All too often, when an architect designs a custom home, the HVAC system is almost an afterthought. Yes, the builders know the home has to have one, but the HVAC system is hardly ever integrated into the design with maximum efficiency in mind.
What a difference it would make if the architect or builder met with heating and cooling specialists to discuss how the HVAC would work best within the design, before the home is built.
Here are some tips for overcoming problems that could be created by challenging HVAC architecture styles in Yuma.
Here in Yuma, we’re most concerned with efficient cooling of our homes. Homes with high or cathedral ceilings present a challenge. While it’s better to build homes with lower ceilings in our climate, some homeowners just love the openness and grandeur of vaulted or cathedral ceilings.
Heat gets pushed up to the ceiling by cooler air, so the upper reaches of the home with vaulted ceilings can get very warm. One way to deal with this is to run the air conditioner fan without the AC. The movement of the air will make occupants feel cooler.
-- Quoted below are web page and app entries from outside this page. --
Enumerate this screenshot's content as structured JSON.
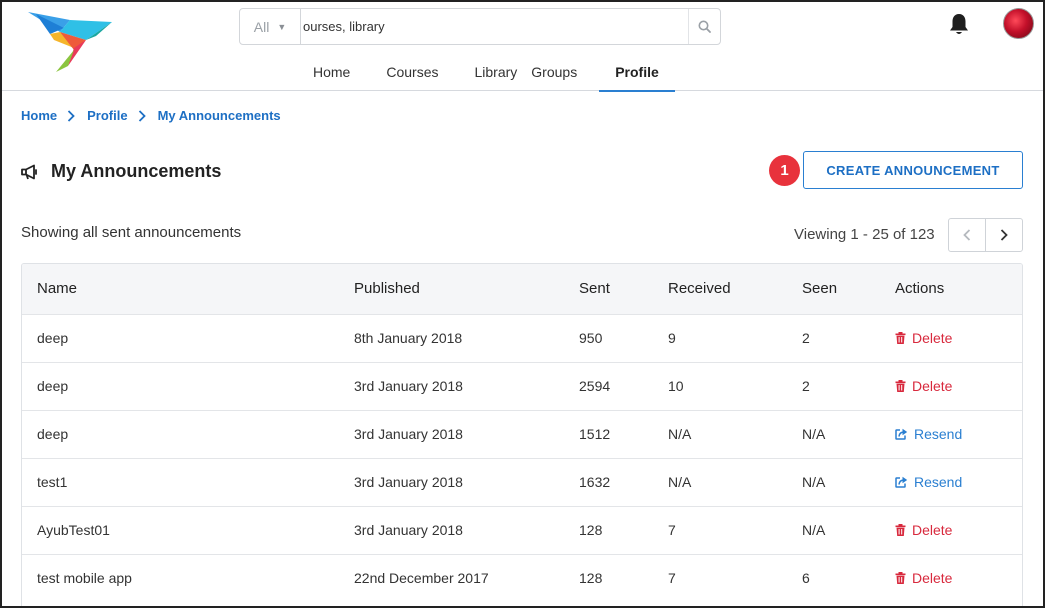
{
  "header": {
    "search": {
      "filter_label": "All",
      "value": "ourses, library"
    },
    "nav": [
      {
        "label": "Home",
        "active": false
      },
      {
        "label": "Courses",
        "active": false
      },
      {
        "label": "Library",
        "active": false
      },
      {
        "label": "Groups",
        "active": false
      },
      {
        "label": "Profile",
        "active": true
      }
    ]
  },
  "breadcrumb": [
    "Home",
    "Profile",
    "My Announcements"
  ],
  "page": {
    "title": "My Announcements",
    "create_button": "CREATE ANNOUNCEMENT",
    "badge": "1",
    "subtitle": "Showing all sent announcements",
    "pager_text": "Viewing 1 - 25 of 123"
  },
  "table": {
    "columns": [
      "Name",
      "Published",
      "Sent",
      "Received",
      "Seen",
      "Actions"
    ],
    "rows": [
      {
        "name": "deep",
        "published": "8th January 2018",
        "sent": "950",
        "received": "9",
        "seen": "2",
        "action": "Delete"
      },
      {
        "name": "deep",
        "published": "3rd January 2018",
        "sent": "2594",
        "received": "10",
        "seen": "2",
        "action": "Delete"
      },
      {
        "name": "deep",
        "published": "3rd January 2018",
        "sent": "1512",
        "received": "N/A",
        "seen": "N/A",
        "action": "Resend"
      },
      {
        "name": "test1",
        "published": "3rd January 2018",
        "sent": "1632",
        "received": "N/A",
        "seen": "N/A",
        "action": "Resend"
      },
      {
        "name": "AyubTest01",
        "published": "3rd January 2018",
        "sent": "128",
        "received": "7",
        "seen": "N/A",
        "action": "Delete"
      },
      {
        "name": "test mobile app",
        "published": "22nd December 2017",
        "sent": "128",
        "received": "7",
        "seen": "6",
        "action": "Delete"
      }
    ]
  },
  "colors": {
    "accent": "#2a7fd1",
    "link": "#1d6fc4",
    "danger": "#d8293d",
    "badge": "#e8323c"
  },
  "icons": {
    "logo": "hummingbird-logo",
    "search": "search-icon",
    "bell": "bell-icon",
    "megaphone": "megaphone-icon",
    "delete": "trash-icon",
    "resend": "share-icon"
  }
}
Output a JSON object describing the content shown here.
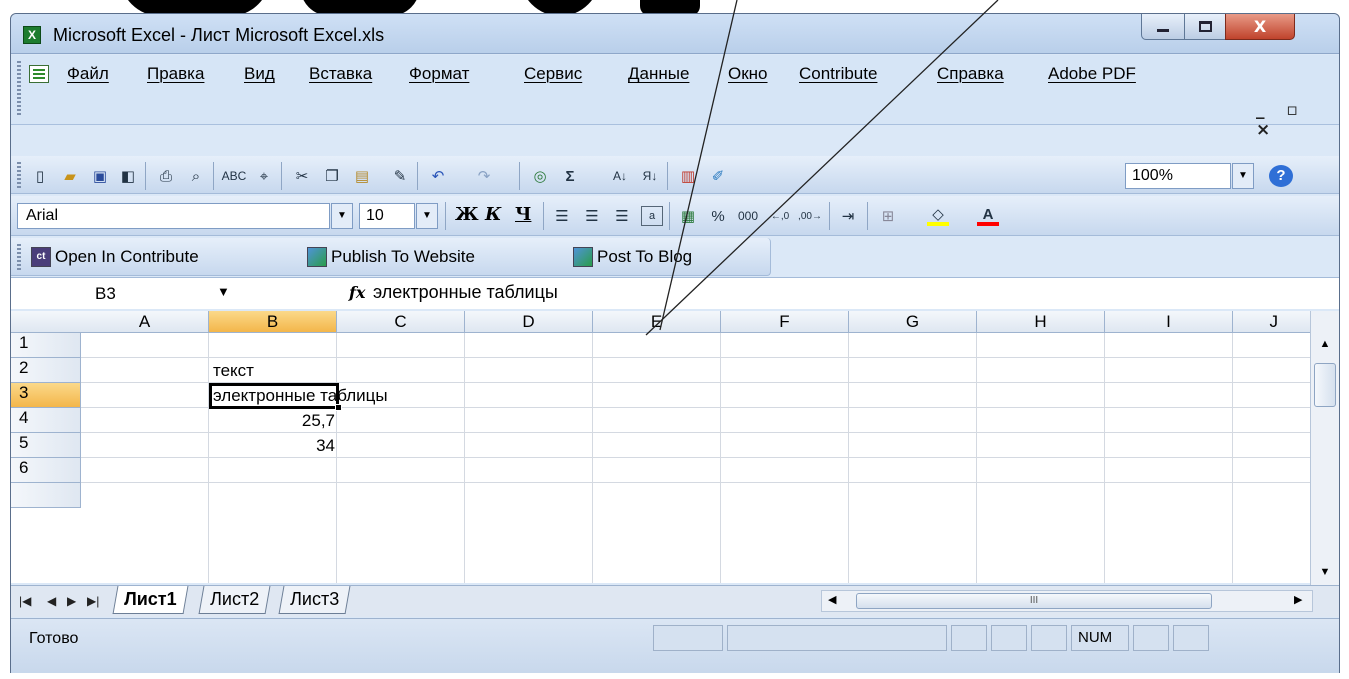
{
  "window": {
    "title": "Microsoft Excel - Лист Microsoft Excel.xls",
    "app_icon": "excel-icon",
    "controls": {
      "minimize": "—",
      "maximize": "□",
      "close": "X"
    }
  },
  "menu": {
    "items": [
      "Файл",
      "Правка",
      "Вид",
      "Вставка",
      "Формат",
      "Сервис",
      "Данные",
      "Окно",
      "Contribute",
      "Справка",
      "Adobe PDF"
    ],
    "doc_controls": "_ ▫ ×"
  },
  "toolbar_standard": {
    "icons": [
      "new-icon",
      "open-icon",
      "save-icon",
      "permission-icon",
      "print-icon",
      "print-preview-icon",
      "spelling-icon",
      "research-icon",
      "cut-icon",
      "copy-icon",
      "paste-icon",
      "format-painter-icon",
      "undo-icon",
      "redo-icon",
      "hyperlink-icon",
      "autosum-icon",
      "sort-ascending-icon",
      "sort-descending-icon",
      "chart-wizard-icon",
      "drawing-icon"
    ],
    "zoom": "100%",
    "help_icon": "help-icon"
  },
  "toolbar_format": {
    "font": "Arial",
    "size": "10",
    "bold": "Ж",
    "italic": "К",
    "underline": "Ч",
    "percent": "%",
    "thousands": "000",
    "icons": [
      "align-left-icon",
      "align-center-icon",
      "align-right-icon",
      "merge-center-icon",
      "currency-icon",
      "increase-decimal-icon",
      "decrease-decimal-icon",
      "indent-icon",
      "borders-icon",
      "fill-color-icon",
      "font-color-icon"
    ],
    "colors": {
      "fill": "#ffff00",
      "font": "#ff0000"
    }
  },
  "toolbar_contribute": {
    "open": "Open In Contribute",
    "publish": "Publish To Website",
    "blog": "Post To Blog"
  },
  "formula_bar": {
    "name_box": "B3",
    "fx": "fx",
    "formula": "электронные таблицы"
  },
  "sheet": {
    "columns": [
      "A",
      "B",
      "C",
      "D",
      "E",
      "F",
      "G",
      "H",
      "I",
      "J"
    ],
    "rows": [
      "1",
      "2",
      "3",
      "4",
      "5",
      "6"
    ],
    "selected_column": "B",
    "selected_row": "3",
    "cells": {
      "B2": "текст",
      "B3": "электронные таблицы",
      "B4": "25,7",
      "B5": "34"
    }
  },
  "tabs": {
    "sheets": [
      "Лист1",
      "Лист2",
      "Лист3"
    ],
    "active": "Лист1",
    "scroll_thumb": "III"
  },
  "status": {
    "text": "Готово",
    "num": "NUM"
  }
}
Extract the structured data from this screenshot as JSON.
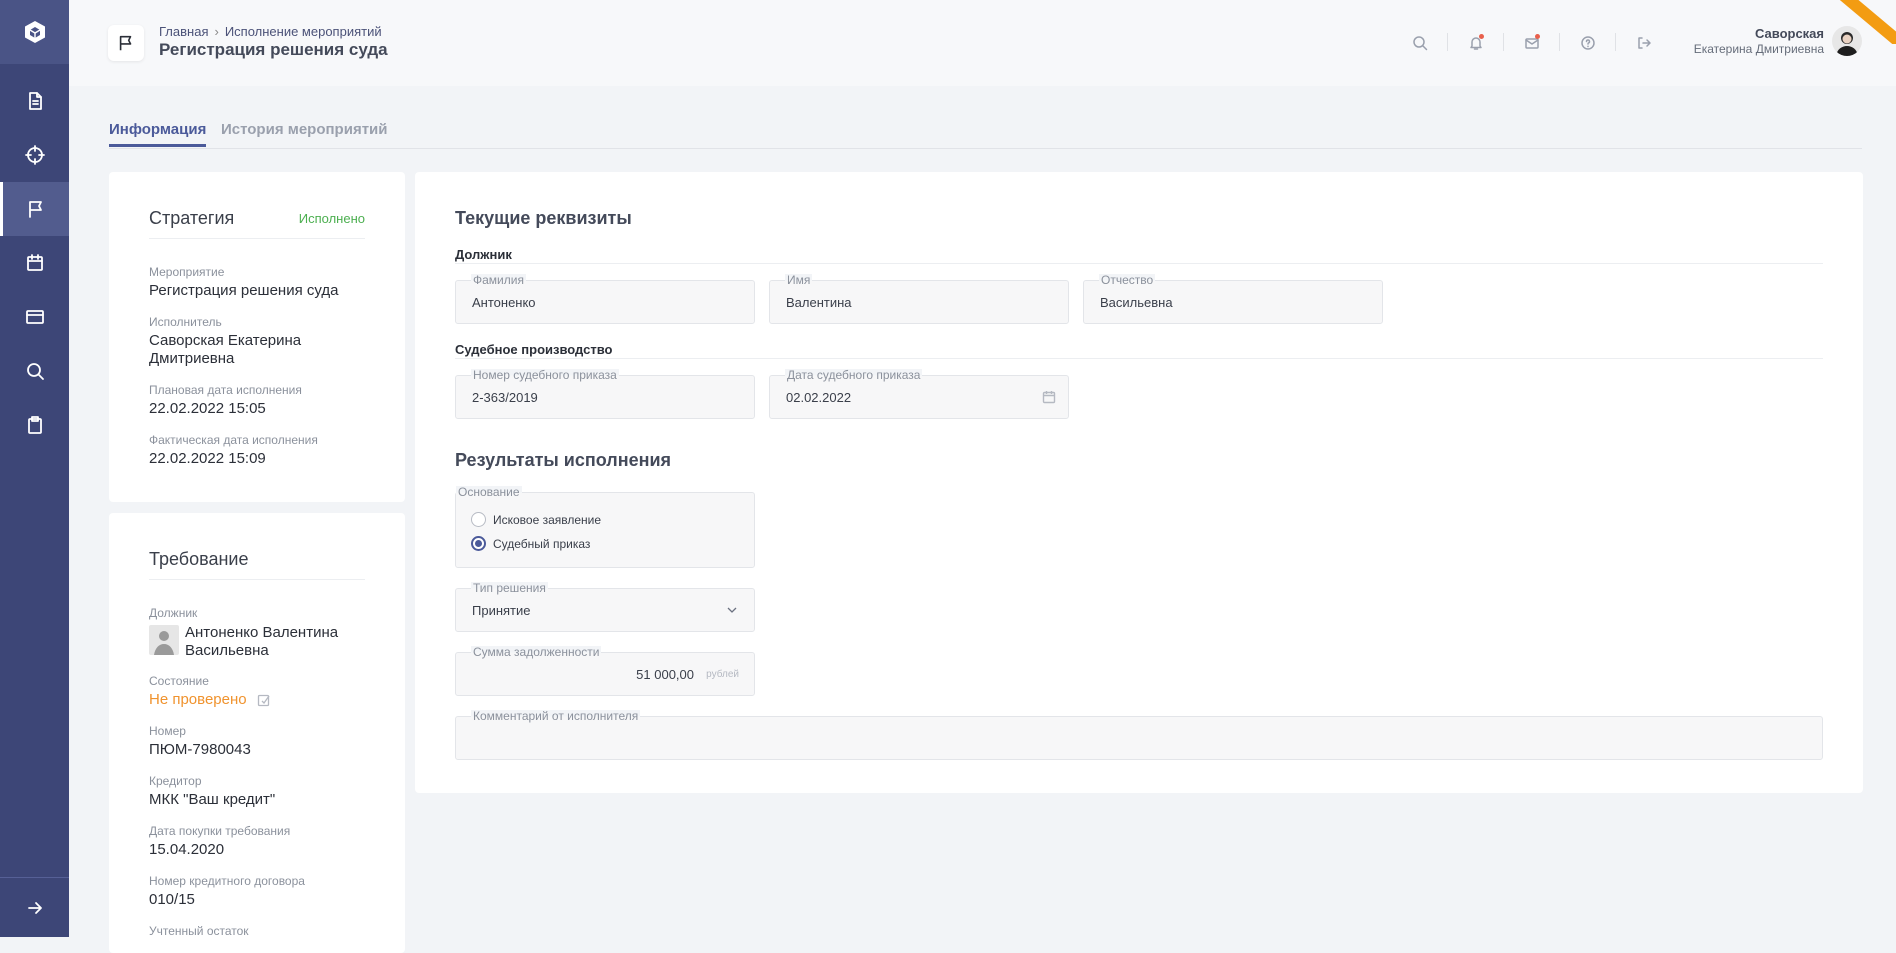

In addition to the street-level return air register, builders should add a second, return air register at this upper level. The register will draw in the warm air and allow the lower, cooler air to prevail.
Another solution is to build the home with two systems: one at ground level and one for the upper level. The cathedral area might be zoned and run off one of the two systems. In fact, a zoned system, where each room only gets as much conditioned air as it needs, might also be a good solution.
Other things to incorporate into the home design with the goal of reducing the temperature:
- Large ceiling fans to lift hot air.
- Building with heavy, dense material such as concrete, stone, and adobe to absorb heat during the day and release it in the evening.
- Masonry walls and concrete floors to lower indoor temperatures.
For more on HVAC architecture styles and how they impact efficiency, contact Hansberger Refrigeration and Electric Company.